Segment Start: Source data
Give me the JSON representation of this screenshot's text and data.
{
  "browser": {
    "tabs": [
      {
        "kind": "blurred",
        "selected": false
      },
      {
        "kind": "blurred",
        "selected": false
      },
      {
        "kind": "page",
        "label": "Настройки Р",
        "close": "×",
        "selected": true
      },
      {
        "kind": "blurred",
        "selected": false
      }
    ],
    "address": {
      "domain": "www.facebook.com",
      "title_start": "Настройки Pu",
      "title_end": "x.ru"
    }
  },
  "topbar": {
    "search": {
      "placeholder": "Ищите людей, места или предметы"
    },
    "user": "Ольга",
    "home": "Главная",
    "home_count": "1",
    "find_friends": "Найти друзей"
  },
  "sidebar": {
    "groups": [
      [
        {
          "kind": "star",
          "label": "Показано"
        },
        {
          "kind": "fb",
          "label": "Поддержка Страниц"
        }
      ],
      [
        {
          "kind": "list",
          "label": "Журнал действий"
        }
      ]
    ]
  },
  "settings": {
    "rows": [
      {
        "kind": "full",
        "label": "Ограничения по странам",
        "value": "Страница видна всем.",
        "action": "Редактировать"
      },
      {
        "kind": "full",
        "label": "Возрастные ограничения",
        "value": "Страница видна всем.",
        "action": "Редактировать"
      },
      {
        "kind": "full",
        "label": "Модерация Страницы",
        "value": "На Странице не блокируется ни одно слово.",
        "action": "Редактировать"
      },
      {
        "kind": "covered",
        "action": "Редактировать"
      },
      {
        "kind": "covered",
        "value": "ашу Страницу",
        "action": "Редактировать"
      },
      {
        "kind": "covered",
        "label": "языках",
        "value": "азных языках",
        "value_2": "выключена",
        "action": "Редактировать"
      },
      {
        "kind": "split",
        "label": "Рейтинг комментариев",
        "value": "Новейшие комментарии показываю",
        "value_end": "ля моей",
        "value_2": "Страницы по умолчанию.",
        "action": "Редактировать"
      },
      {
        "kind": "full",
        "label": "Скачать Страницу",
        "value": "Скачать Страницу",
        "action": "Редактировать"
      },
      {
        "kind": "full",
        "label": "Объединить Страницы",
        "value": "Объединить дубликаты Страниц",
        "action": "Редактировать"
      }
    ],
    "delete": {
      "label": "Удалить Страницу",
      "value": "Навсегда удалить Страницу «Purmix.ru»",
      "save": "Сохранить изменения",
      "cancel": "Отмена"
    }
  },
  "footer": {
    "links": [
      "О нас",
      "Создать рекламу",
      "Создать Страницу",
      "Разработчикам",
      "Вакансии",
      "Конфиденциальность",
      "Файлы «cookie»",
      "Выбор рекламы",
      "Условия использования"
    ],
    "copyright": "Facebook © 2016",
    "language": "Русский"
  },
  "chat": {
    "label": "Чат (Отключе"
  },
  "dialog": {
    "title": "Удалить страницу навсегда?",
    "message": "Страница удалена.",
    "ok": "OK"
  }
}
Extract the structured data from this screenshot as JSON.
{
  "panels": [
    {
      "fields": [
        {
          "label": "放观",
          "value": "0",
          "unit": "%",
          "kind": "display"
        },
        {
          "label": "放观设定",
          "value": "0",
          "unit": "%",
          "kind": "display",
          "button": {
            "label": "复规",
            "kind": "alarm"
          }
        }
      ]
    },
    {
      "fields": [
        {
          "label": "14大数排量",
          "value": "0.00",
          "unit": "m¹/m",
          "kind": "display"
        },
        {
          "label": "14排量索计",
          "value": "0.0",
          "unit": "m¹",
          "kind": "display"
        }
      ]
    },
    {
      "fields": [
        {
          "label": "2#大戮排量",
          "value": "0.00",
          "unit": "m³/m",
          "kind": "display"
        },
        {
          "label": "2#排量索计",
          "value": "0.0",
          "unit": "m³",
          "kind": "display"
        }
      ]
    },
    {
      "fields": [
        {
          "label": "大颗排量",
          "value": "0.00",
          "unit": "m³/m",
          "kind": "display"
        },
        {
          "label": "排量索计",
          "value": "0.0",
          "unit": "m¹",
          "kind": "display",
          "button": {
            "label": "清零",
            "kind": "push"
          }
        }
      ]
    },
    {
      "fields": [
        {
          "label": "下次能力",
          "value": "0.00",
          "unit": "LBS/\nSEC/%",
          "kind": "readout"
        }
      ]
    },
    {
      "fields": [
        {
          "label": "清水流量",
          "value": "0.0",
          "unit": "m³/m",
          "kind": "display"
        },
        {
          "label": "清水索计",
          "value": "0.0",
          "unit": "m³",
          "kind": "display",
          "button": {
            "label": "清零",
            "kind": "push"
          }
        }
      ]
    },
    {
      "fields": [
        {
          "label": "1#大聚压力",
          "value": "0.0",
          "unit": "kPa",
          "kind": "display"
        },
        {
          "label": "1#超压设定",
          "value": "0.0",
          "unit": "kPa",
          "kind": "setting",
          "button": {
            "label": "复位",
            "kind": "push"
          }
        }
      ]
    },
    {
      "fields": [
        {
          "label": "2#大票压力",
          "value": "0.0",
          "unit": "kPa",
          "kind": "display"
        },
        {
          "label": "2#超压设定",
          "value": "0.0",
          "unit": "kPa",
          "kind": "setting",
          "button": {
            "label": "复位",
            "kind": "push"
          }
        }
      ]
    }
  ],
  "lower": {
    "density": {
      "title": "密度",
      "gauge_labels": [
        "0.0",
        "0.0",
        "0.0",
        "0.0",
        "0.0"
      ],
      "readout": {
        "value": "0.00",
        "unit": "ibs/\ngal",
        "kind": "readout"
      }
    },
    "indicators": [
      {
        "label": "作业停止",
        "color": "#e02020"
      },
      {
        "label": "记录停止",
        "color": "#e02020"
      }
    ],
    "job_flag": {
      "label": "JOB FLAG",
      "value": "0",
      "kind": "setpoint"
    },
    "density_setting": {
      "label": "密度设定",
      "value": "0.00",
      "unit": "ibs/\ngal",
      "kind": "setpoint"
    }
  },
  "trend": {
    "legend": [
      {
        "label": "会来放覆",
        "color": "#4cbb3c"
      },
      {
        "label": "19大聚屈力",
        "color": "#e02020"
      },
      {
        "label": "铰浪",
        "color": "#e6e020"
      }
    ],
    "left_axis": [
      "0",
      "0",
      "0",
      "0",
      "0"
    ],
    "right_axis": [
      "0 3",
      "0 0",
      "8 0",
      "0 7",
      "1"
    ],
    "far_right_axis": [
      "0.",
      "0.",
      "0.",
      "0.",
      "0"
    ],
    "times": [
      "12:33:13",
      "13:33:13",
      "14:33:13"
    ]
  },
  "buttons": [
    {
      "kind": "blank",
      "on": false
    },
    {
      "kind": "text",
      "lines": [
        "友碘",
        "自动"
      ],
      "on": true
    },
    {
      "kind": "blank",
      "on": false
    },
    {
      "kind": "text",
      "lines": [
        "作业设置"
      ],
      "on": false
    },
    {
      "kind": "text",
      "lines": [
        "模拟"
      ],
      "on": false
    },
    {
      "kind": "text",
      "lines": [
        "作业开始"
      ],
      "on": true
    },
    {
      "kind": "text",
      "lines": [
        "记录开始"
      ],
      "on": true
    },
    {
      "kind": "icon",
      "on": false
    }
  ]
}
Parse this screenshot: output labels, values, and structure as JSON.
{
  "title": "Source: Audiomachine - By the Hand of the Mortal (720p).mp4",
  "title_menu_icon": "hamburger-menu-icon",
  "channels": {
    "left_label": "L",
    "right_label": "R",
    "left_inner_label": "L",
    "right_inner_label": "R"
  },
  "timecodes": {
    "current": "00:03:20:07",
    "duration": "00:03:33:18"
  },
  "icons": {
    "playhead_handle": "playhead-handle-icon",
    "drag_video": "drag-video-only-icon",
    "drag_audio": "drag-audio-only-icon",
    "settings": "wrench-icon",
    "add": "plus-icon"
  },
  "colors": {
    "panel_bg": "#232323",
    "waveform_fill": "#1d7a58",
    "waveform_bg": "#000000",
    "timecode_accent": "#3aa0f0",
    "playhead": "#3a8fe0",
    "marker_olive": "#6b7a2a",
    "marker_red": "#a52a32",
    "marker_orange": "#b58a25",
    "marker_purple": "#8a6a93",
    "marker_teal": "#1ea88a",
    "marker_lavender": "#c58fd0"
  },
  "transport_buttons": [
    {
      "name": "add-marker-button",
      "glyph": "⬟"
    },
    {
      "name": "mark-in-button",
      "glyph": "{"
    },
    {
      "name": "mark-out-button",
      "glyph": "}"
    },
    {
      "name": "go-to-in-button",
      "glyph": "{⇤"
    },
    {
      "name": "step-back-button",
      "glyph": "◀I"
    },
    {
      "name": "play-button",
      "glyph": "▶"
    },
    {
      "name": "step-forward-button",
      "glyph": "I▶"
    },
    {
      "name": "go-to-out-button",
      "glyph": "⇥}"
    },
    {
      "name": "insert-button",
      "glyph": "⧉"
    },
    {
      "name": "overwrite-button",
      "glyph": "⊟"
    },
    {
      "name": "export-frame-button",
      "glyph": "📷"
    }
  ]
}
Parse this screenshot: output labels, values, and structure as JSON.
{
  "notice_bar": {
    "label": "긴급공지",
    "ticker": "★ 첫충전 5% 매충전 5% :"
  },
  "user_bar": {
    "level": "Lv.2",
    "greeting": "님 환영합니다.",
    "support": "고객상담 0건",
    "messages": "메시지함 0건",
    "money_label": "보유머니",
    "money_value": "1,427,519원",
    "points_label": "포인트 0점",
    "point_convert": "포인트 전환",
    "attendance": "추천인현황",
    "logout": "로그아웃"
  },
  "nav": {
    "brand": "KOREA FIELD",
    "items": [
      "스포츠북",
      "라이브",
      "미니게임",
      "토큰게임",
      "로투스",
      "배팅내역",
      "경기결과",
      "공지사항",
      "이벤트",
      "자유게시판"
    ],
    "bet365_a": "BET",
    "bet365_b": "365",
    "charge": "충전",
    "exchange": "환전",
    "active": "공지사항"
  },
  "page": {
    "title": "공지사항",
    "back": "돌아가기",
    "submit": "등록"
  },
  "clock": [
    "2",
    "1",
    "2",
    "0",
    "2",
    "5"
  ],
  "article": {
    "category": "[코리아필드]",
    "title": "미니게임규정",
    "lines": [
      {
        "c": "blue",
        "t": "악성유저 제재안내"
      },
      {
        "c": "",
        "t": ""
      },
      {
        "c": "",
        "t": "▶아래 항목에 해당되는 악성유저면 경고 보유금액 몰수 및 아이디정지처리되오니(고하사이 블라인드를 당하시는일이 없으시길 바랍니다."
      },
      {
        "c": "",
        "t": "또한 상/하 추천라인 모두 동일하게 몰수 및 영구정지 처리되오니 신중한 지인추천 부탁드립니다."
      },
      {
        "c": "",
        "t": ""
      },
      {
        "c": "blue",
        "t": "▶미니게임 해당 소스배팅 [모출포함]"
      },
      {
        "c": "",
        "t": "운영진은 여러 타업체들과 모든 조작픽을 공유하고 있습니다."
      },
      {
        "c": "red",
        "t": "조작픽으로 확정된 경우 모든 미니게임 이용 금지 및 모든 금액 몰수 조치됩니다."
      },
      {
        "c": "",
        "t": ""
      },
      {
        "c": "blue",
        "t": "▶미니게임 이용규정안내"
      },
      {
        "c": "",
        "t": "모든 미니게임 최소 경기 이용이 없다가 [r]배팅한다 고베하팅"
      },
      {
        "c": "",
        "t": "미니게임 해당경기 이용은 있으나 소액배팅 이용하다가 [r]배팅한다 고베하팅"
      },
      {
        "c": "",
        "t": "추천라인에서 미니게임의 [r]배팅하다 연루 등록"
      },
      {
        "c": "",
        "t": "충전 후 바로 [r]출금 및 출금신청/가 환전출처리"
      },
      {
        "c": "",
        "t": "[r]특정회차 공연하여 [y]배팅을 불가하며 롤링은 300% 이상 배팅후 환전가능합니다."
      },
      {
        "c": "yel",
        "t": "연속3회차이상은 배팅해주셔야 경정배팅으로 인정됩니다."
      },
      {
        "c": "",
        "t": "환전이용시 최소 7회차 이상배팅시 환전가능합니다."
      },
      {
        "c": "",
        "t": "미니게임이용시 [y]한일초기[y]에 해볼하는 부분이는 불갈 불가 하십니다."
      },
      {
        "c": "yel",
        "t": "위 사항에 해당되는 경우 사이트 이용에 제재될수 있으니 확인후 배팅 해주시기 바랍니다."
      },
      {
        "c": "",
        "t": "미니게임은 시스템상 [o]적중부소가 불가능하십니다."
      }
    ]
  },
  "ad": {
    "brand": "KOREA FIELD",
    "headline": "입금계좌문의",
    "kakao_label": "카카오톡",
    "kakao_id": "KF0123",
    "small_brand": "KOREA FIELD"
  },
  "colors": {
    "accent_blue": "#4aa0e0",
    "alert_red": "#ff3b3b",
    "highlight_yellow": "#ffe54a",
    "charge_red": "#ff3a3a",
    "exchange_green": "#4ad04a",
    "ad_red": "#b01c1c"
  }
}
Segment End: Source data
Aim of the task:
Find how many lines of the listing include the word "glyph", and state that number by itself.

Result of the exercise:
11